As soon as we look at our faults or weaknesses as ingredients, we gain a different perspective. The things we are used to thinking of as faults tend to be the very things we can use to make delicious meals. But they’re tricky to use, like chili or hot pepper. We have to work with them carefully.
Our faults can be seen as great resources. This means knowing how they function, without further confusing ourselves by making judgments. This is a hard habit to break, but well worth the effort.
From this perspective, the more defects I have, the more ingredients I have. Anger, for example, can become one of our juiciest ingredients. If we have a tendency toward anger, we don’t try to deny it or block it out. But we don’t observe or analyze it either. We let our anger arise, so that we can feel anger fully. We sit with the anger. We become anger. When we do that we can see what anger is all about. Then anger will transform of itself—into determination, for example.

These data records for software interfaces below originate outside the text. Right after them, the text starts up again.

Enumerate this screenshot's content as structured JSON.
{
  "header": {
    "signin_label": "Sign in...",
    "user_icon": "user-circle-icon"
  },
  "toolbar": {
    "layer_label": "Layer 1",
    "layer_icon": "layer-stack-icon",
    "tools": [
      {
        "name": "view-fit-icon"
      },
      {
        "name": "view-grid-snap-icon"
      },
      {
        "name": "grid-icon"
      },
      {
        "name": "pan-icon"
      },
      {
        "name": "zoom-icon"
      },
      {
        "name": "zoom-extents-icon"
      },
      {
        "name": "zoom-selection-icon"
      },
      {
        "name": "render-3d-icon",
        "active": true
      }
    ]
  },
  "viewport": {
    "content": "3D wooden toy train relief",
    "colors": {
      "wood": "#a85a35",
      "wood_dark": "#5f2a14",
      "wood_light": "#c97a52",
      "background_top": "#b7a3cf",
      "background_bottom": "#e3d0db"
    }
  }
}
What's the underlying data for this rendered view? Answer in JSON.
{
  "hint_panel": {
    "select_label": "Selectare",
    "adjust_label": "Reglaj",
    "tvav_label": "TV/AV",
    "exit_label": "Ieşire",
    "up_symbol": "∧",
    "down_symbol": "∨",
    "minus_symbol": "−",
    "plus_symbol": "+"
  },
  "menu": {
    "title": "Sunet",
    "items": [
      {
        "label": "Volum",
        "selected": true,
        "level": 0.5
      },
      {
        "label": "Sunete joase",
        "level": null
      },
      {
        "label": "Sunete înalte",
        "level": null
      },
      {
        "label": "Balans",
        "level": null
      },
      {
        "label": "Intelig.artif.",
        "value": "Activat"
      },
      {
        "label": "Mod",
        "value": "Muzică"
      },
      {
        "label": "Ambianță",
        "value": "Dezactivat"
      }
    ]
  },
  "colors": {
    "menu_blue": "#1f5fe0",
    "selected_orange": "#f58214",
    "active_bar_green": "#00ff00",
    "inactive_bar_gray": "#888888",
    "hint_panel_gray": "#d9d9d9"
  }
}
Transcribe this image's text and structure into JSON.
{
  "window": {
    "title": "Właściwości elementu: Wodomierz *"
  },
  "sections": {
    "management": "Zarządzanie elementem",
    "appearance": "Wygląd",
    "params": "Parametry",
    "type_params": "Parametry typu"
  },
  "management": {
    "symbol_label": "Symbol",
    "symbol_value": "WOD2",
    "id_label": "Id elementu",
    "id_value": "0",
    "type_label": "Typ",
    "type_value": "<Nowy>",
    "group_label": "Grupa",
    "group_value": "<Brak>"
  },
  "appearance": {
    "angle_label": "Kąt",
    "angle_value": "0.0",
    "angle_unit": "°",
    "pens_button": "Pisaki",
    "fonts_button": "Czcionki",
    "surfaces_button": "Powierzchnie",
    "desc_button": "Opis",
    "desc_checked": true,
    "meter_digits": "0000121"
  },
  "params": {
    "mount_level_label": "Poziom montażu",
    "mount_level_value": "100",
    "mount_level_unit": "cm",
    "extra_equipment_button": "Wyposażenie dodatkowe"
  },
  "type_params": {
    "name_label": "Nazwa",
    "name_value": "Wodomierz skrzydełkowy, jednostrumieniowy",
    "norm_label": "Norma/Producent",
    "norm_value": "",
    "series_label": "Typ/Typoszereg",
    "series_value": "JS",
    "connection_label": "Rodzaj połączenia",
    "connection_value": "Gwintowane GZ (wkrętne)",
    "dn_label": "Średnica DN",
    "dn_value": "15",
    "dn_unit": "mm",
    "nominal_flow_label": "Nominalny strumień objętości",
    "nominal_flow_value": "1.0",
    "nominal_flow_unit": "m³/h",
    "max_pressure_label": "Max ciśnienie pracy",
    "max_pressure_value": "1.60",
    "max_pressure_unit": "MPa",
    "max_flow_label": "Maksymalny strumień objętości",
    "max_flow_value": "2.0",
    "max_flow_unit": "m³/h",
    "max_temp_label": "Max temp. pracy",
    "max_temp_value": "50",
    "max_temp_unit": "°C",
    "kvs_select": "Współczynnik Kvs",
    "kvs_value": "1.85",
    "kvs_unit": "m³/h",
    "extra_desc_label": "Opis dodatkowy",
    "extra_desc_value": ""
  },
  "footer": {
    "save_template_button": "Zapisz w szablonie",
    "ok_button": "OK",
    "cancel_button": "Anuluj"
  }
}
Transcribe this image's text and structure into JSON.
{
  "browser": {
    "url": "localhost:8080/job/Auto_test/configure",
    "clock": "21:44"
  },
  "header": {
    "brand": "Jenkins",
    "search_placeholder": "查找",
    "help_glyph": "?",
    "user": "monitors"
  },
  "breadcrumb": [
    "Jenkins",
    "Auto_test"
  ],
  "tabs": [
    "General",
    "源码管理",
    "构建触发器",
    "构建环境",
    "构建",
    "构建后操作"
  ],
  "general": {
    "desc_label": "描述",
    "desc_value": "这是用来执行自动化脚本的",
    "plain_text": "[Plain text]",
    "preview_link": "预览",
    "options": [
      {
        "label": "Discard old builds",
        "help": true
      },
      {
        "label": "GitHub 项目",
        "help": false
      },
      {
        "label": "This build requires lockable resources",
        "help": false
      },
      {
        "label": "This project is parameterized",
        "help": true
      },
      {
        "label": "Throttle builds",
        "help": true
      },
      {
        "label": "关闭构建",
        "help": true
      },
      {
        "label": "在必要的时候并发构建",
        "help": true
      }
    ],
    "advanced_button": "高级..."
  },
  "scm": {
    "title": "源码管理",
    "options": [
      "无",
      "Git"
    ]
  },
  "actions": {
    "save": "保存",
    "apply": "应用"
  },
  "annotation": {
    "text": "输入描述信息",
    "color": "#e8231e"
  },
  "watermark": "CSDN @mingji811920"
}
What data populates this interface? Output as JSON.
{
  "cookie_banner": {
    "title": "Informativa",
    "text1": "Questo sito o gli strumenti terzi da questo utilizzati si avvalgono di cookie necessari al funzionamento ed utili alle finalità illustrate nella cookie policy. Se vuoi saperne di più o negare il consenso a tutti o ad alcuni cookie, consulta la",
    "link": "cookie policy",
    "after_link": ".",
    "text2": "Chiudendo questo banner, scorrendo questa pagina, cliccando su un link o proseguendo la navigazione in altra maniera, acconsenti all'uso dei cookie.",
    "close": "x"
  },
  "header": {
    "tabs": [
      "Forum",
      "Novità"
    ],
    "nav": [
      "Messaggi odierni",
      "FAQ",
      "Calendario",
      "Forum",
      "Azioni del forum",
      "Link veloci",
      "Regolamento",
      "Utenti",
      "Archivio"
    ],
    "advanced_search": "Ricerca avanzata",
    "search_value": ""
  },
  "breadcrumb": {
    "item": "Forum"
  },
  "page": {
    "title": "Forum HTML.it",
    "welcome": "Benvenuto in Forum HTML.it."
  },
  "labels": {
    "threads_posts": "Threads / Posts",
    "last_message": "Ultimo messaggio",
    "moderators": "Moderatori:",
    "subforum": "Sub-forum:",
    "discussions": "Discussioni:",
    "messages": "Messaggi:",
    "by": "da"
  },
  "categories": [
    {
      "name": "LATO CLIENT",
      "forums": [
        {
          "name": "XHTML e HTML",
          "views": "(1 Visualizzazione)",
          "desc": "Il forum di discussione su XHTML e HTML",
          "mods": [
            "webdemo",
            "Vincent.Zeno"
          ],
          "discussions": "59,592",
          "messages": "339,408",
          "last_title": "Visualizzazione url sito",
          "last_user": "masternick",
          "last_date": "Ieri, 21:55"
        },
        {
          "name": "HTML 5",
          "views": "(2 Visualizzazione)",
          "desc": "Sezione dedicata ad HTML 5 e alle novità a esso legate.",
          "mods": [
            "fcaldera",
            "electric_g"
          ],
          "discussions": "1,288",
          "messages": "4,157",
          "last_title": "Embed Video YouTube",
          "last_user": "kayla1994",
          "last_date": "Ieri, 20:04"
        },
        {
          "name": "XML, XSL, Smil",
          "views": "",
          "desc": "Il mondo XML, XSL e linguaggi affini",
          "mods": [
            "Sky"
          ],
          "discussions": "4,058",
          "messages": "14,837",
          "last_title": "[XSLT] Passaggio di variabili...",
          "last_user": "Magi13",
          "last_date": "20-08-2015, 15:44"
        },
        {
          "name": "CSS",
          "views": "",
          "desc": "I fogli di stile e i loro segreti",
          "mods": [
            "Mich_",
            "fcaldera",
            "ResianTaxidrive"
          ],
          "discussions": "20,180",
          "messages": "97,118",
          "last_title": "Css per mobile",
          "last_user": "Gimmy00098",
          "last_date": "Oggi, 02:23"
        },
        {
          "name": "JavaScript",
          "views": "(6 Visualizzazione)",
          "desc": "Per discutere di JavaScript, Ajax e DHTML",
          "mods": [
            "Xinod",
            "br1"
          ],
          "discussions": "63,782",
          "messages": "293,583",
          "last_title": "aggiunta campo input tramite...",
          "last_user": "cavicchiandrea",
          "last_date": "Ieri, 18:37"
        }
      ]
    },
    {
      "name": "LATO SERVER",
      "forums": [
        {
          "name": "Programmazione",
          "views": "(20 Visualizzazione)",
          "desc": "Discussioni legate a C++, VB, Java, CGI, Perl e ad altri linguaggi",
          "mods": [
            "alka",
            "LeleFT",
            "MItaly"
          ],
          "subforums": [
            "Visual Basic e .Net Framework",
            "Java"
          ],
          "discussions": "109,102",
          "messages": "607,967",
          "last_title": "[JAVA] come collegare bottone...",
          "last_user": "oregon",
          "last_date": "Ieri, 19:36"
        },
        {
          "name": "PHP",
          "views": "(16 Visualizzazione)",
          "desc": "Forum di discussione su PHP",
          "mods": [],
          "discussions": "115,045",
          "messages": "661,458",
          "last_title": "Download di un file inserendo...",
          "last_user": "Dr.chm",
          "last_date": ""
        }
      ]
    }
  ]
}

From Instructions to the Cook: A Zen Master’s Lessons in Living a Life That Matters by Bernie Glassman and Rick Fields, pages 47–48